Animal health seems far removed from human health – not only in that it’s much harder for caregivers to see any person’s prior health records than it is for vets to see an animal’s. We think of wildlife health as distinct from our own. Even when an event like the 2001 foot-and-mouth disease outbreak in Britain causes us economic distress and affords people the ghastly sight of piles of cow carcasses piled up in farm fields, we don’t see the connections easily.
Increasingly, it’s becoming apparent that the health of human populations depends on equilibria in the wider world. We have our military-style campaigns to defend Fortress Humanity from microbial invaders: we use antibiotics, vaccination, and close monitoring of routes of ingress via food and water. They work, at least up to a point. But the evidence of MRSA, antibiotic-resistant TB, avian flu, S. Saintpaul in jalapeño peppers, and the new swine flu is that those measures aren’t perfect. There’s not going to be any Conquest of Contagion (as Charles E.-A. Winslow put it in 1943), and so-called victories such as the use of immunization to eradicate smallpox and control polio won’t be repeatable for every germ.
In the long run, as the One World, One Health movement suggests, we’ll have to shift to a much broader view of the planet as a system – in which we humans are co-resident with other species. We might manage to ward off a serious flu outbreak with vaccine (the jury’s still out on whether the current swine flu strain can become highly damaging or not, but it’s reasonable to think that some flu strain might). And we should improve food-safety systems to guard against outbreaks of salmonellosis and the like. But we have to move toward a more complex understanding of how human health, animal health, environmental conditions, and international transfers of food, animals, goods, and people interact, especially with respect to the movements of microbes.

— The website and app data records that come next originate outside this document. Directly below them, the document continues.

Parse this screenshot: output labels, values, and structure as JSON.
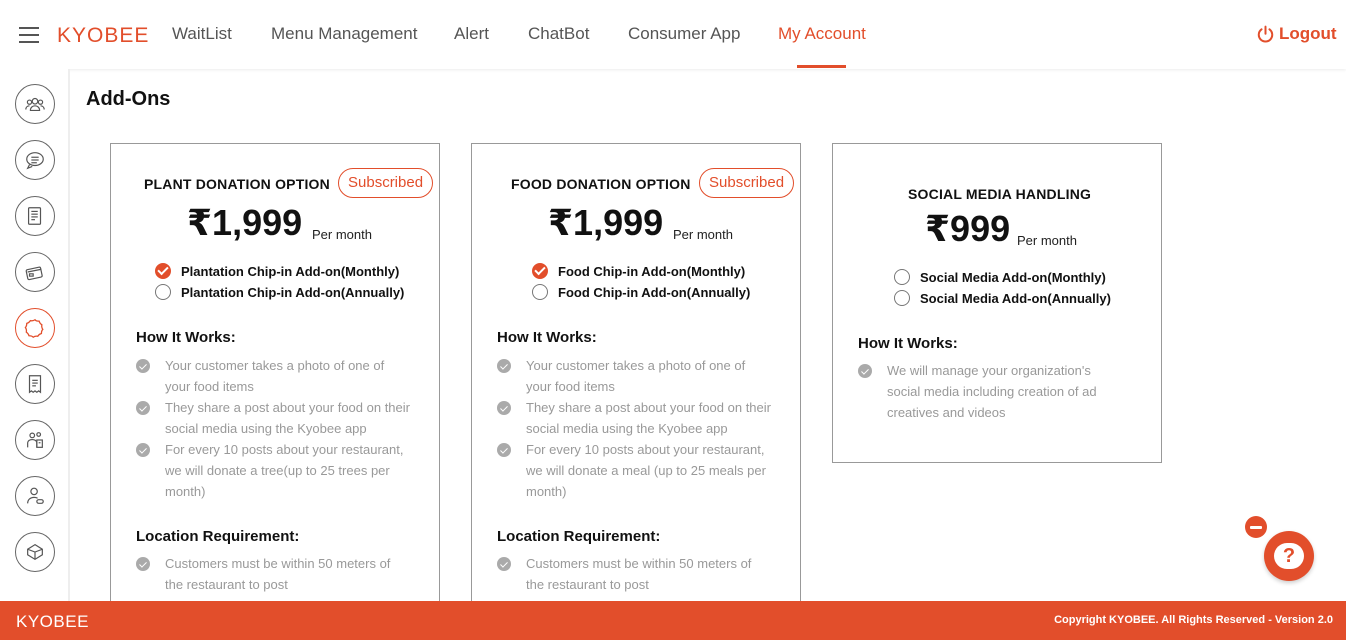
{
  "header": {
    "brand": "KYOBEE",
    "nav": [
      {
        "label": "WaitList"
      },
      {
        "label": "Menu Management"
      },
      {
        "label": "Alert"
      },
      {
        "label": "ChatBot"
      },
      {
        "label": "Consumer App"
      },
      {
        "label": "My Account"
      }
    ],
    "active_nav": "My Account",
    "logout_label": "Logout"
  },
  "sidebar": {
    "items": [
      {
        "icon": "group-icon"
      },
      {
        "icon": "chat-lines-icon"
      },
      {
        "icon": "document-icon"
      },
      {
        "icon": "card-icon"
      },
      {
        "icon": "flower-badge-icon",
        "active": true
      },
      {
        "icon": "receipt-icon"
      },
      {
        "icon": "people-building-icon"
      },
      {
        "icon": "user-link-icon"
      },
      {
        "icon": "gem-icon"
      }
    ]
  },
  "page": {
    "title": "Add-Ons"
  },
  "cards": [
    {
      "title": "PLANT DONATION OPTION",
      "badge": "Subscribed",
      "price": "₹1,999",
      "per": "Per month",
      "options": [
        {
          "label": "Plantation Chip-in Add-on(Monthly)",
          "checked": true
        },
        {
          "label": "Plantation Chip-in Add-on(Annually)",
          "checked": false
        }
      ],
      "how_title": "How It Works:",
      "how": [
        "Your customer takes a photo of one of your food items",
        "They share a post about your food on their social media using the Kyobee app",
        "For every 10 posts about your restaurant, we will donate a tree(up to 25 trees per month)"
      ],
      "loc_title": "Location Requirement:",
      "loc": [
        "Customers must be within 50 meters of the restaurant to post"
      ]
    },
    {
      "title": "FOOD DONATION OPTION",
      "badge": "Subscribed",
      "price": "₹1,999",
      "per": "Per month",
      "options": [
        {
          "label": "Food Chip-in Add-on(Monthly)",
          "checked": true
        },
        {
          "label": "Food Chip-in Add-on(Annually)",
          "checked": false
        }
      ],
      "how_title": "How It Works:",
      "how": [
        "Your customer takes a photo of one of your food items",
        "They share a post about your food on their social media using the Kyobee app",
        "For every 10 posts about your restaurant, we will donate a meal (up to 25 meals per month)"
      ],
      "loc_title": "Location Requirement:",
      "loc": [
        "Customers must be within 50 meters of the restaurant to post"
      ]
    },
    {
      "title": "SOCIAL MEDIA HANDLING",
      "price": "₹999",
      "per": "Per month",
      "options": [
        {
          "label": "Social Media Add-on(Monthly)",
          "checked": false
        },
        {
          "label": "Social Media Add-on(Annually)",
          "checked": false
        }
      ],
      "how_title": "How It Works:",
      "how": [
        "We will manage your organization's social media including creation of ad creatives and videos"
      ]
    }
  ],
  "footer": {
    "brand": "KYOBEE",
    "copyright": "Copyright KYOBEE. All Rights Reserved - Version 2.0"
  },
  "colors": {
    "accent": "#e24e2b",
    "muted_text": "#999999"
  }
}
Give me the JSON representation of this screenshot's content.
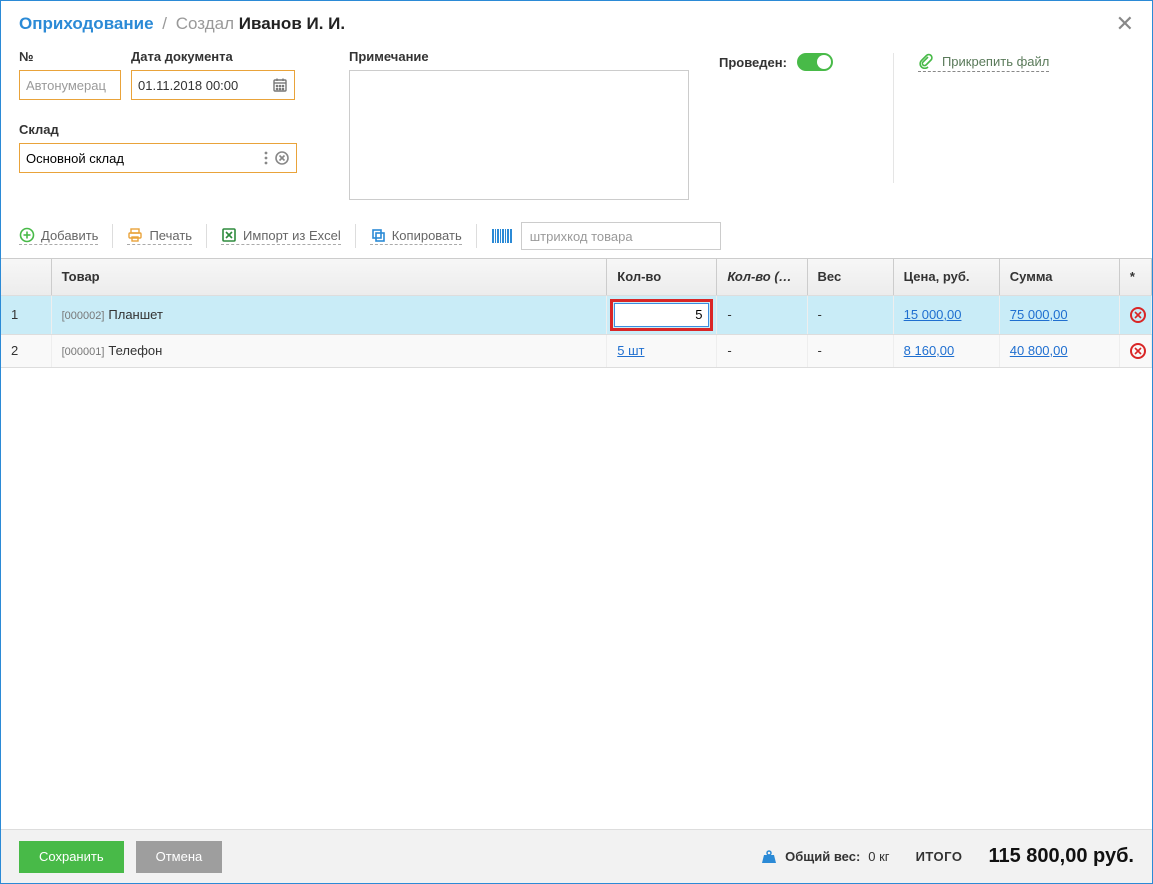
{
  "header": {
    "title": "Оприходование",
    "created_label": "Создал",
    "user": "Иванов И. И."
  },
  "form": {
    "number_label": "№",
    "number_placeholder": "Автонумерац",
    "date_label": "Дата документа",
    "date_value": "01.11.2018 00:00",
    "warehouse_label": "Склад",
    "warehouse_value": "Основной склад",
    "note_label": "Примечание",
    "posted_label": "Проведен:",
    "attach_label": "Прикрепить файл"
  },
  "toolbar": {
    "add": "Добавить",
    "print": "Печать",
    "import_excel": "Импорт из Excel",
    "copy": "Копировать",
    "barcode_placeholder": "штрихкод товара"
  },
  "columns": {
    "product": "Товар",
    "qty": "Кол-во",
    "qty2": "Кол-во (…",
    "weight": "Вес",
    "price": "Цена, руб.",
    "sum": "Сумма",
    "star": "*"
  },
  "rows": [
    {
      "idx": "1",
      "sku": "[000002]",
      "name": "Планшет",
      "qty_edit": "5",
      "qty2": "-",
      "weight": "-",
      "price": "15 000,00",
      "sum": "75 000,00",
      "selected": true,
      "editing": true
    },
    {
      "idx": "2",
      "sku": "[000001]",
      "name": "Телефон",
      "qty_link": "5 шт",
      "qty2": "-",
      "weight": "-",
      "price": "8 160,00",
      "sum": "40 800,00",
      "selected": false,
      "editing": false
    }
  ],
  "footer": {
    "save": "Сохранить",
    "cancel": "Отмена",
    "weight_label": "Общий вес:",
    "weight_value": "0 кг",
    "total_label": "ИТОГО",
    "total_value": "115 800,00 руб."
  }
}
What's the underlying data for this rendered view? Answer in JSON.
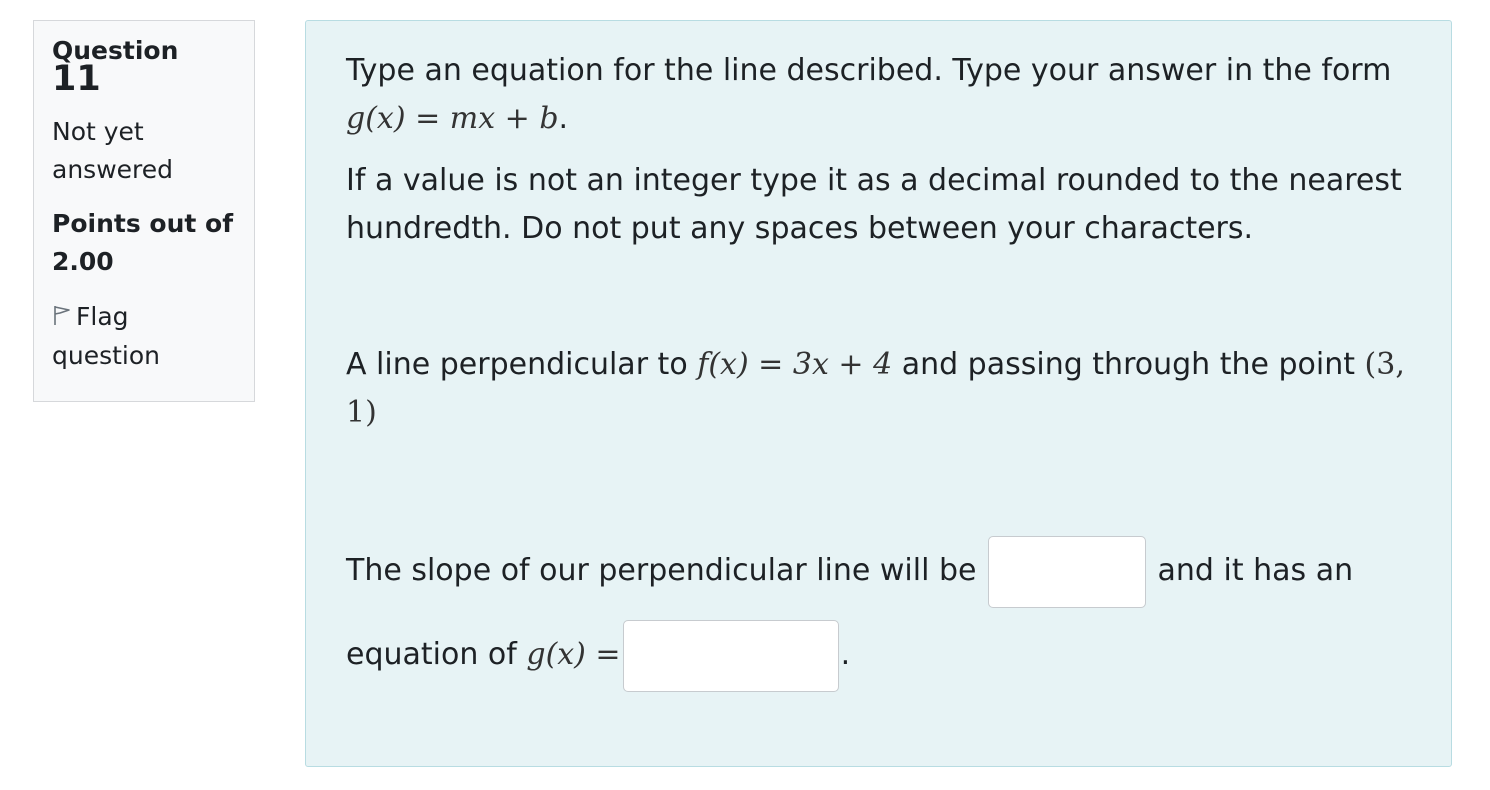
{
  "info": {
    "question_label": "Question",
    "question_number": "11",
    "state": "Not yet answered",
    "grade": "Points out of 2.00",
    "flag_label": "Flag question"
  },
  "question": {
    "p1_text": "Type an equation for the line described. Type your answer in the form ",
    "p1_math": "g(x) = mx + b",
    "p1_end": ".",
    "p2": "If a value is not an integer type it as a decimal rounded to the nearest hundredth. Do not put any spaces between your characters.",
    "p3_a": "A line perpendicular to ",
    "p3_math1": "f(x) = 3x + 4",
    "p3_b": " and passing through the point ",
    "p3_math2": "(3, 1)",
    "p4_a": "The slope of our perpendicular line will be ",
    "p4_b": " and it has an equation of ",
    "p4_math": "g(x) =",
    "p4_end": ".",
    "slope_value": "",
    "equation_value": ""
  },
  "colors": {
    "info_bg": "#f8f9fa",
    "question_bg": "#e7f3f5",
    "question_border": "#b8dce2"
  }
}
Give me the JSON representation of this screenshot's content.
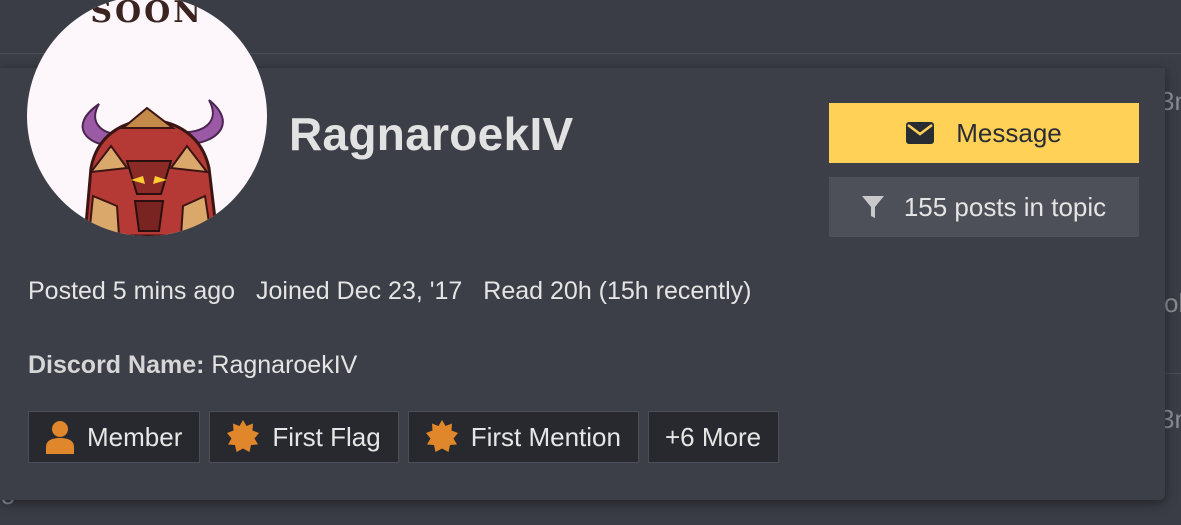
{
  "background": {
    "fragments": [
      "3n",
      "≡",
      "oly",
      "3n",
      "ʼo",
      "ro"
    ]
  },
  "user": {
    "username": "RagnaroekIV",
    "avatar_caption": "SOON"
  },
  "actions": {
    "message_label": "Message",
    "posts_in_topic_label": "155 posts in topic"
  },
  "meta": {
    "posted": "Posted 5 mins ago",
    "joined": "Joined Dec 23, '17",
    "read": "Read 20h (15h recently)"
  },
  "custom_fields": {
    "discord_label": "Discord Name:",
    "discord_value": "RagnaroekIV"
  },
  "badges": [
    {
      "label": "Member",
      "icon": "user-icon"
    },
    {
      "label": "First Flag",
      "icon": "badge-certificate-icon"
    },
    {
      "label": "First Mention",
      "icon": "badge-certificate-icon"
    },
    {
      "label": "+6 More",
      "icon": ""
    }
  ],
  "colors": {
    "accent": "#ffd257",
    "badge_icon": "#e0862b",
    "card_bg": "#3c3f48"
  }
}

In that regard, it’s troubling to learn from DemFromCT’s post at DailyKos yesterday that Sen. Max Baucus says that a new healthcare plan in the U.S. will not cover undocumented immigrants. It’s cruel, of course, to deny care to immigrants. But it’s also shortsighted.
If we continue to have a huge, frequently mobile proletariat of migrant workers forced by economic duress to travel from country to country in search of a living wage and we also make it impossible for them to get care, we’re harming ourselves. Even those who aren’t moved by the humanitarian aim of ensuring all individuals a decent life should be moved by self-interest. Creating a means by which disease and disability can move around with the people who suffer from them will undermine whatever arrangements we make for health.
One Health means we have to think about the interactions of many species – and it’s ridiculous to exclude some members of our own.
This entry was posted on Saturday, May 23rd, 2009 at 10:12 am and is filed under Disease, News, public health. You can follow any responses to this entry through the RSS 2.0 feed. Both comments and pings are currently closed.